• [HOW TO COMPLETE THIS TASK]: Pull every line containing "Used" from the entries.

(RECORD EXCERPTS begins)

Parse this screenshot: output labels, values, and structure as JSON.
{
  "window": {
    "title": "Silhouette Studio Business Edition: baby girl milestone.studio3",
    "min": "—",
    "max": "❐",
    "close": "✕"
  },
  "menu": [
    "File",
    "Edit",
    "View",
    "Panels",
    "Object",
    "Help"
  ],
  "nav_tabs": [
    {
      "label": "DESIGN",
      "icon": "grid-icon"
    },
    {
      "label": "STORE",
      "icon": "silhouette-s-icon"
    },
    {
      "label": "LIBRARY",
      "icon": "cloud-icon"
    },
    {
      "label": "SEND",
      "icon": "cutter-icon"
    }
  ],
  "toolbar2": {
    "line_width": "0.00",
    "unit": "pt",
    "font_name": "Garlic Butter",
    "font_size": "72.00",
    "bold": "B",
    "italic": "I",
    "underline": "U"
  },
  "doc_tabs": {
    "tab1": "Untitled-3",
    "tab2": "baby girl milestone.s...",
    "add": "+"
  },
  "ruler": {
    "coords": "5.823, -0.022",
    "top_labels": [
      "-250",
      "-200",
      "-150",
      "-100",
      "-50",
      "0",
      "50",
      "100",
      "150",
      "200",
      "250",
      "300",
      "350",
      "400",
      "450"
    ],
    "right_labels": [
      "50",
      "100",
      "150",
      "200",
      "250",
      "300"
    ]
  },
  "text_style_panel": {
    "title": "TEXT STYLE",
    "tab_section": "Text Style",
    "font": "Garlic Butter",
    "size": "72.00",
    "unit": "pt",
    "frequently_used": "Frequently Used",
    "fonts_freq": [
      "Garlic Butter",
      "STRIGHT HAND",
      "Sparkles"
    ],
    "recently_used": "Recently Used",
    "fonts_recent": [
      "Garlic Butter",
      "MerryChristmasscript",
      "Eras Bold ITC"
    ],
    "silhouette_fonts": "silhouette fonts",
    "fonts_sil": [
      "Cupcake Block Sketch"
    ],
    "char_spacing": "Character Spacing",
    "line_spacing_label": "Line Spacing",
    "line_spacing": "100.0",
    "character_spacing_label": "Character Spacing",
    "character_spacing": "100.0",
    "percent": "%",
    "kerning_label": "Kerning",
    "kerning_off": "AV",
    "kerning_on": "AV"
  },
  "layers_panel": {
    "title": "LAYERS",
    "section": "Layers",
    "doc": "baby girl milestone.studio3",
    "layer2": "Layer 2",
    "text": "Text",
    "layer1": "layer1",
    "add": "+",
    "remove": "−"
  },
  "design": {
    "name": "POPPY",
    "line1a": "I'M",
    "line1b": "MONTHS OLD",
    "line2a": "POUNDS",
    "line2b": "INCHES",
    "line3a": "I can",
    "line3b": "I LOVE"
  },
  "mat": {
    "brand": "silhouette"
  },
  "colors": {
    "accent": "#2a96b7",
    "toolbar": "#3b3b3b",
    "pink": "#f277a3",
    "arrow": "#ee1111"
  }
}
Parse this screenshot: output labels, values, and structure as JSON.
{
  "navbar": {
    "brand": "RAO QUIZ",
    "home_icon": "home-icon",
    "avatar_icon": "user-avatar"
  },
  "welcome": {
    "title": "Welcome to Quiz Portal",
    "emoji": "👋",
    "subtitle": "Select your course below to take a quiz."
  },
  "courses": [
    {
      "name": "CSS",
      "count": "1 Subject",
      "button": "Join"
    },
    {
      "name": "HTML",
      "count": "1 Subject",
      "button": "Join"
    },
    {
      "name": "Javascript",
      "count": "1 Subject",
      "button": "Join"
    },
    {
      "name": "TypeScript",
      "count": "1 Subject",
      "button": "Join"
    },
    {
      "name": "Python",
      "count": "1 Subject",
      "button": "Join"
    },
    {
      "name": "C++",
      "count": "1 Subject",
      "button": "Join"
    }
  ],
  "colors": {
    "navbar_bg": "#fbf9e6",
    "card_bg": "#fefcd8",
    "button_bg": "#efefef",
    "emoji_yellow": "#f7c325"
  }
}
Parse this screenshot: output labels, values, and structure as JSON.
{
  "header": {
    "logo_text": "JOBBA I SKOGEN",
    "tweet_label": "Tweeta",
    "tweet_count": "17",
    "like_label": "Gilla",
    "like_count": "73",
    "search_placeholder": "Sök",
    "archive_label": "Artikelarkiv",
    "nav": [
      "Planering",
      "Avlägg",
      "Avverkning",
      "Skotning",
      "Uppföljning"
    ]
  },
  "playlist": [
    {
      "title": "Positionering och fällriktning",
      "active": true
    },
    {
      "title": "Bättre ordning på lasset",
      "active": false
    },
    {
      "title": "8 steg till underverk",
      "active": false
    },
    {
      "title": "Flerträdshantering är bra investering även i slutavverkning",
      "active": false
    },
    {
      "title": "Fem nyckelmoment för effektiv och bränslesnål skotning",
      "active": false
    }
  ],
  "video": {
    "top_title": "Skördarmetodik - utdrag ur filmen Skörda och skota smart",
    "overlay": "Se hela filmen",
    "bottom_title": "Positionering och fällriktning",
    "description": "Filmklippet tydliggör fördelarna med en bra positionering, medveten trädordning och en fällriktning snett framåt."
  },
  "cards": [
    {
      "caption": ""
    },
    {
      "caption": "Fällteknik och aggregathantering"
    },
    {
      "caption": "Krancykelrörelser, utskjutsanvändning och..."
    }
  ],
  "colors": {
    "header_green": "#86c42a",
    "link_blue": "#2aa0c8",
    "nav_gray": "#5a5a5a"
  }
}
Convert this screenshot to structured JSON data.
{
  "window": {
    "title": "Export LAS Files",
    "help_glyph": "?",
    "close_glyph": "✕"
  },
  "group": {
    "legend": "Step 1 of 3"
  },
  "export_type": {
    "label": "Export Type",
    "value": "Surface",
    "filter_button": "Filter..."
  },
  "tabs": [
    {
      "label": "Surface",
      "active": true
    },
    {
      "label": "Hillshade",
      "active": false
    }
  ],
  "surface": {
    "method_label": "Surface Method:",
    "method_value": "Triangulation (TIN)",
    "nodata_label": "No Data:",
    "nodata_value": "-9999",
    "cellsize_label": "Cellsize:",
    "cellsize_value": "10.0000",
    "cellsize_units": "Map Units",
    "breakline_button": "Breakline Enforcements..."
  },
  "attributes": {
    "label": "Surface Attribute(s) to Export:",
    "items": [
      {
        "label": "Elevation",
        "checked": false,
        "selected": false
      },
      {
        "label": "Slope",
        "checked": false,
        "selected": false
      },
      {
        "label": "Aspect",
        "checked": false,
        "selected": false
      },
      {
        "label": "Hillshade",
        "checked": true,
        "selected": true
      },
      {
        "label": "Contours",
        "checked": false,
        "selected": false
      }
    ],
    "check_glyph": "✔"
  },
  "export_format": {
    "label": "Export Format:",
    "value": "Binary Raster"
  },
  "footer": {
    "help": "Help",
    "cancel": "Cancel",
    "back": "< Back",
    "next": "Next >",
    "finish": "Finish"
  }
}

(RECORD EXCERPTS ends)

• [EXERCISE RESPONSE]:
    "frequently_used": "Frequently Used",
    "recently_used": "Recently Used",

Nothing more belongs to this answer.